Look through the data below. Show each line where the string "icon" occurs.

********************

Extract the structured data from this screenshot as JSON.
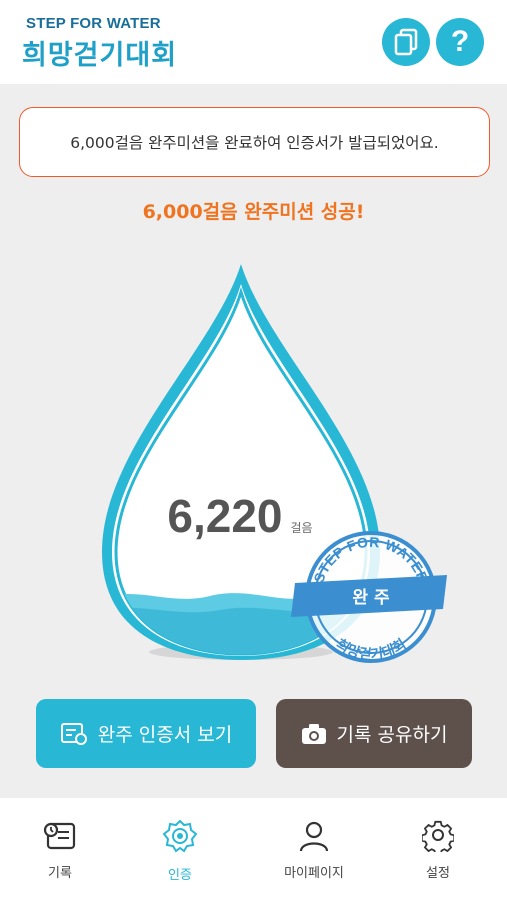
{
  "header": {
    "logo_top": "STEP FOR WATER",
    "logo_main": "희망걷기대회",
    "copy_icon": "copy-icon",
    "help_icon": "help-icon",
    "help_glyph": "?"
  },
  "notice": {
    "text": "6,000걸음 완주미션을 완료하여 인증서가 발급되었어요."
  },
  "success": {
    "text": "6,000걸음 완주미션 성공!"
  },
  "steps": {
    "value": "6,220",
    "unit": "걸음"
  },
  "stamp": {
    "arc_text": "STEP FOR WATER",
    "ribbon": "완 주",
    "bottom_text": "희망걷기대회"
  },
  "buttons": {
    "certificate": "완주 인증서 보기",
    "share": "기록 공유하기"
  },
  "tabs": [
    {
      "label": "기록",
      "icon": "record-icon",
      "active": false
    },
    {
      "label": "인증",
      "icon": "badge-icon",
      "active": true
    },
    {
      "label": "마이페이지",
      "icon": "user-icon",
      "active": false
    },
    {
      "label": "설정",
      "icon": "gear-icon",
      "active": false
    }
  ],
  "colors": {
    "accent": "#29b7d6",
    "logo": "#1fa0c8",
    "success_text": "#f07420",
    "notice_border": "#f05a2a",
    "share_button": "#5e514b"
  }
}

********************

## Answer section
    "copy_icon": "copy-icon",
    "help_icon": "help-icon",
      "icon": "record-icon",
      "icon": "badge-icon",
      "icon": "user-icon",
      "icon": "gear-icon",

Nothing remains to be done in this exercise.